If a line of the material contains "bullet", copy it.
--- Exercise data Enclosed Below ---
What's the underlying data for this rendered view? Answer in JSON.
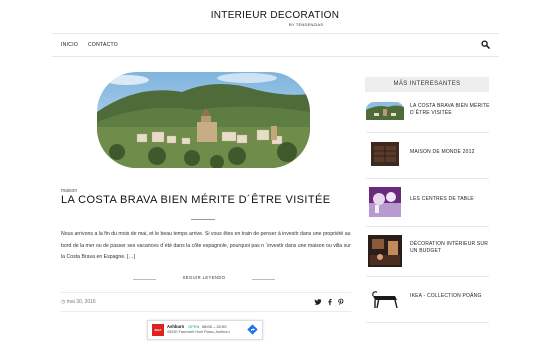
{
  "site": {
    "title": "INTERIEUR DECORATION",
    "subtitle": "BY TENDENZIAS"
  },
  "nav": {
    "items": [
      {
        "label": "INICIO"
      },
      {
        "label": "CONTACTO"
      }
    ]
  },
  "post": {
    "category": "maison",
    "title": "LA COSTA BRAVA BIEN MÉRITE D´ÊTRE VISITÉE",
    "excerpt": "Nous arrivons a la fin du mois de mai, et le beau temps arrive. Si vous êtes en train de penser á investir dans une propriété au bord de la mer ou de passer ses vacances d´été dans la côte espagnole, pourquoi pas n ´investir dans une maison ou villa sur la Costa Brava en Espagne. […]",
    "read_more": "SEGUIR LEYENDO",
    "date": "mai 30, 2016"
  },
  "ad": {
    "logo": "IKEA",
    "name": "Ashburn",
    "status": "OPEN",
    "hours": "08:00 – 22:00",
    "address": "43930 Farmwell Hunt Plaza, Ashburn"
  },
  "sidebar": {
    "heading": "MÁS INTERESANTES",
    "items": [
      {
        "label": "LA COSTA BRAVA BIEN MÉRITE D´ÊTRE VISITÉE"
      },
      {
        "label": "MAISON DE MONDE 2012"
      },
      {
        "label": "LES CENTRES DE TABLE"
      },
      {
        "label": "DÉCORATION INTÉRIEUR SUR UN BUDGET"
      },
      {
        "label": "IKEA - COLLECTION POÄNG"
      }
    ]
  },
  "colors": {
    "accent": "#111111",
    "sidebar_bg": "#eeeeee",
    "ad_open": "#00aa88"
  }
}
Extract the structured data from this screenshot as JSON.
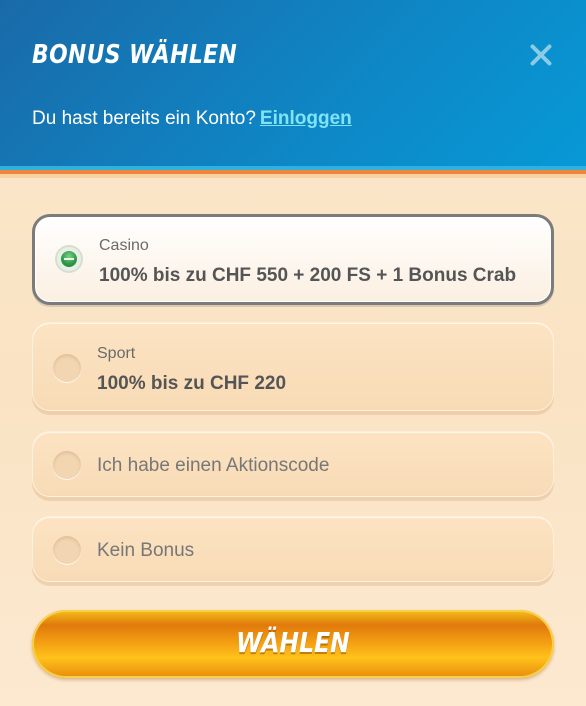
{
  "header": {
    "title": "BONUS WÄHLEN",
    "close_icon": "close-icon",
    "login_prompt": "Du hast bereits ein Konto?",
    "login_link": "Einloggen"
  },
  "options": [
    {
      "label": "Casino",
      "value": "100% bis zu CHF 550 + 200 FS + 1 Bonus Crab",
      "selected": true
    },
    {
      "label": "Sport",
      "value": "100% bis zu CHF 220",
      "selected": false
    },
    {
      "label": "Ich habe einen Aktionscode",
      "selected": false
    },
    {
      "label": "Kein Bonus",
      "selected": false
    }
  ],
  "cta": {
    "label": "WÄHLEN"
  },
  "colors": {
    "header_blue": "#0f85c4",
    "link_cyan": "#7fe4f5",
    "accent_orange": "#f0863b",
    "selected_green": "#2f9a48",
    "cta_yellow": "#ffc21a"
  }
}
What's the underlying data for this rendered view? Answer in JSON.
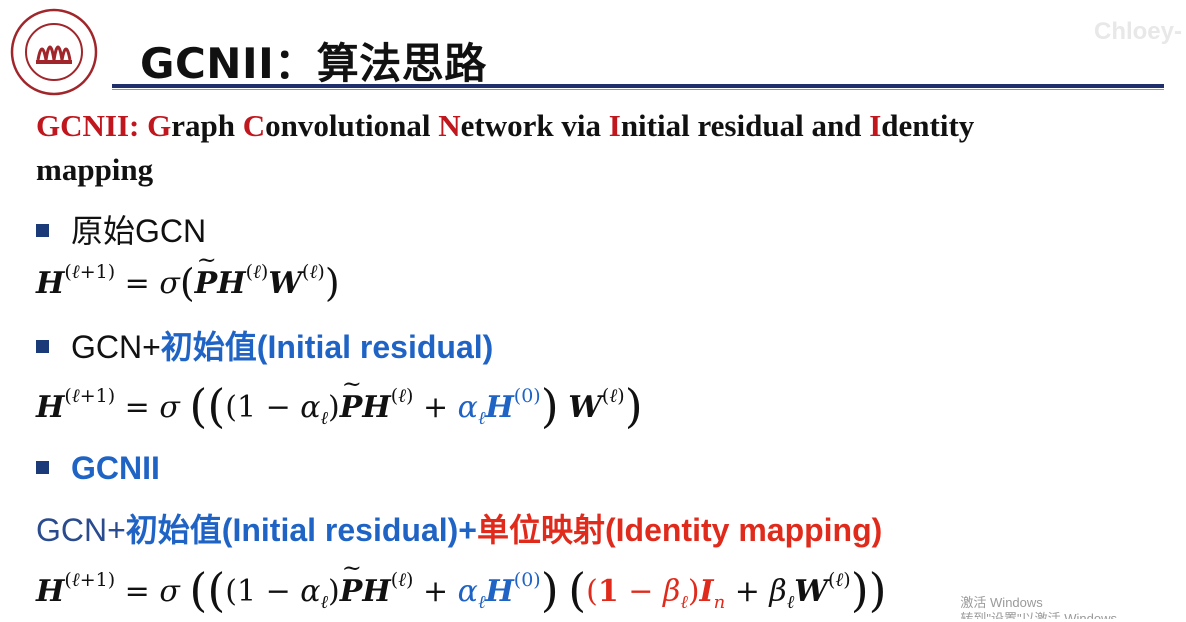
{
  "header": {
    "title": "GCNII：算法思路",
    "watermark_user": "Chloey-",
    "logo_text_top": "RENMIN UNIVERSITY OF CHINA",
    "logo_year": "1937",
    "logo_text_bottom": "中国人民大学"
  },
  "subtitle": {
    "acronym": "GCNII: ",
    "w1_cap": "G",
    "w1_rest": "raph ",
    "w2_cap": "C",
    "w2_rest": "onvolutional ",
    "w3_cap": "N",
    "w3_rest": "etwork via ",
    "w4_cap": "I",
    "w4_rest": "nitial residual and ",
    "w5_cap": "I",
    "w5_rest": "dentity",
    "line2": "mapping"
  },
  "sections": [
    {
      "label": "原始GCN"
    },
    {
      "label_prefix": "GCN+",
      "label_highlight": "初始值(Initial residual)"
    },
    {
      "label": "GCNII"
    }
  ],
  "gcnii_desc": {
    "prefix": "GCN+",
    "part1": "初始值(Initial residual)+",
    "part2": "单位映射(Identity mapping)"
  },
  "colors": {
    "title_rule": "#1f2f6b",
    "red": "#c0161d",
    "blue": "#1f63c5",
    "bright_red": "#e02b1c",
    "bullet": "#1b3a78"
  },
  "windows_watermark": {
    "line1": "激活 Windows",
    "line2": "转到\"设置\"以激活 Windows。"
  }
}
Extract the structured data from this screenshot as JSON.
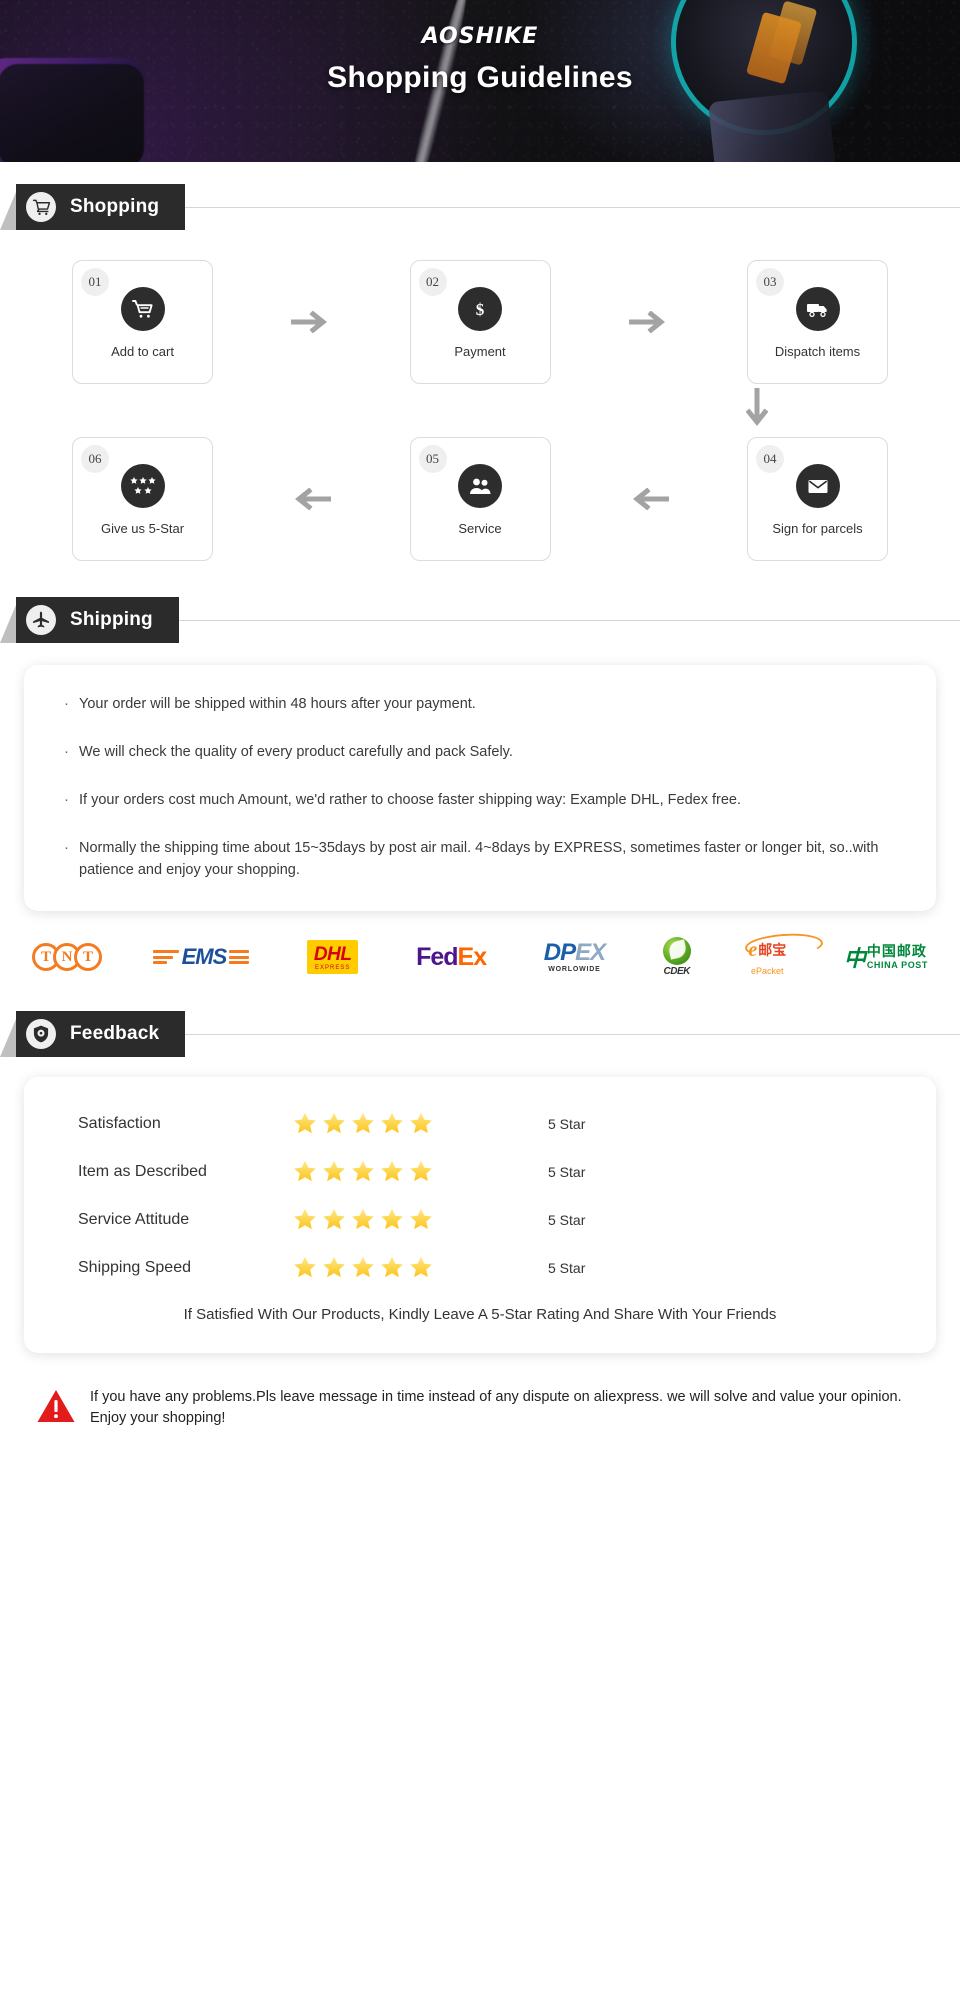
{
  "hero": {
    "brand": "AOSHIKE",
    "title": "Shopping Guidelines"
  },
  "sections": {
    "shopping": {
      "label": "Shopping",
      "icon": "shopping-cart-icon"
    },
    "shipping": {
      "label": "Shipping",
      "icon": "airplane-icon"
    },
    "feedback": {
      "label": "Feedback",
      "icon": "shield-icon"
    }
  },
  "steps": {
    "row1": [
      {
        "num": "01",
        "label": "Add to cart",
        "icon": "cart-icon"
      },
      {
        "num": "02",
        "label": "Payment",
        "icon": "dollar-icon"
      },
      {
        "num": "03",
        "label": "Dispatch items",
        "icon": "truck-icon"
      }
    ],
    "row2": [
      {
        "num": "06",
        "label": "Give us 5-Star",
        "icon": "stars-icon"
      },
      {
        "num": "05",
        "label": "Service",
        "icon": "people-icon"
      },
      {
        "num": "04",
        "label": "Sign for parcels",
        "icon": "envelope-icon"
      }
    ],
    "arrow_right": "→",
    "arrow_left": "←",
    "arrow_down": "↓"
  },
  "shipping_notes": [
    "Your order will be shipped within 48 hours after your payment.",
    "We will check the quality of every product carefully and pack Safely.",
    "If your orders cost much Amount, we'd rather to choose faster shipping way: Example DHL, Fedex free.",
    "Normally the shipping time about 15~35days by post air mail. 4~8days by EXPRESS, sometimes faster or longer bit, so..with patience and enjoy your shopping."
  ],
  "carriers": [
    {
      "name": "TNT",
      "letters": [
        "T",
        "N",
        "T"
      ]
    },
    {
      "name": "EMS",
      "text": "EMS"
    },
    {
      "name": "DHL",
      "text": "DHL",
      "sub": "EXPRESS"
    },
    {
      "name": "FedEx",
      "part1": "Fed",
      "part2": "Ex"
    },
    {
      "name": "DPEX",
      "part1": "DP",
      "part2": "EX",
      "sub": "WORLOWIDE"
    },
    {
      "name": "CDEK",
      "text": "CDEK"
    },
    {
      "name": "ePacket",
      "mark": "e",
      "cn": "邮宝",
      "sub": "ePacket"
    },
    {
      "name": "China Post",
      "cn": "中国邮政",
      "en": "CHINA  POST"
    }
  ],
  "feedback": {
    "rows": [
      {
        "name": "Satisfaction",
        "stars": 5,
        "value": "5 Star"
      },
      {
        "name": "Item as Described",
        "stars": 5,
        "value": "5 Star"
      },
      {
        "name": "Service Attitude",
        "stars": 5,
        "value": "5 Star"
      },
      {
        "name": "Shipping Speed",
        "stars": 5,
        "value": "5 Star"
      }
    ],
    "note": "If Satisfied With Our Products, Kindly Leave A 5-Star Rating And Share With Your Friends"
  },
  "footer": {
    "icon": "warning-triangle-icon",
    "text": "If you have any problems.Pls leave message in time instead of any dispute on aliexpress. we will solve and value your opinion. Enjoy your shopping!"
  },
  "colors": {
    "banner_bg": "#2b2b2b",
    "icon_circle": "#2d2d2d",
    "star": "#ffd34e",
    "warning": "#e21b1b"
  }
}
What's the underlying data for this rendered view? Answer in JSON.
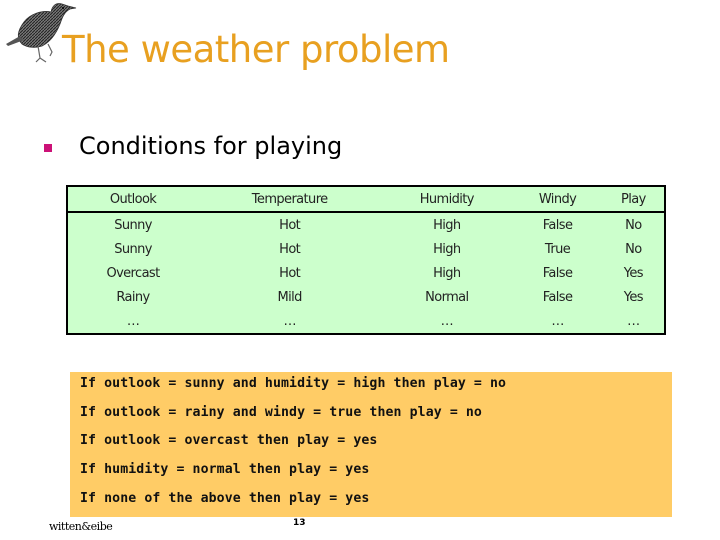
{
  "slide": {
    "title": "The weather problem",
    "logo_icon": "bird-logo-icon",
    "bullet": {
      "icon": "square-bullet-icon",
      "text": "Conditions for playing"
    },
    "table": {
      "headers": [
        "Outlook",
        "Temperature",
        "Humidity",
        "Windy",
        "Play"
      ],
      "rows": [
        [
          "Sunny",
          "Hot",
          "High",
          "False",
          "No"
        ],
        [
          "Sunny",
          "Hot",
          "High",
          "True",
          "No"
        ],
        [
          "Overcast",
          "Hot",
          "High",
          "False",
          "Yes"
        ],
        [
          "Rainy",
          "Mild",
          "Normal",
          "False",
          "Yes"
        ],
        [
          "…",
          "…",
          "…",
          "…",
          "…"
        ]
      ]
    },
    "rules": [
      "If outlook = sunny and humidity = high then play = no",
      "If outlook = rainy and windy = true then play = no",
      "If outlook = overcast then play = yes",
      "If humidity = normal then play = yes",
      "If none of the above then play = yes"
    ],
    "footer": {
      "author": "witten&eibe",
      "page_number": "13"
    },
    "colors": {
      "title": "#E8A020",
      "bullet": "#CC1177",
      "table_bg": "#CCFFCC",
      "rules_bg": "#FFCC66"
    }
  }
}
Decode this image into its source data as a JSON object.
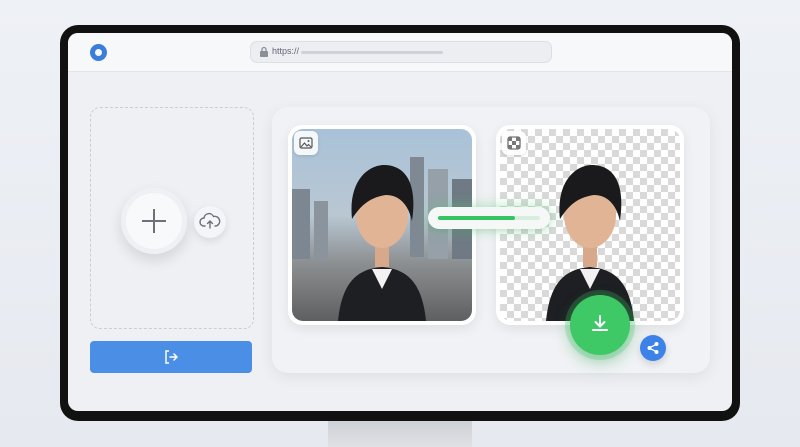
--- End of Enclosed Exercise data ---
— Finished task —
    "bullet": "#1b3a78"
    "bullet": {
      "icon": "square-bullet-icon",
      "bullet": "#CC1177",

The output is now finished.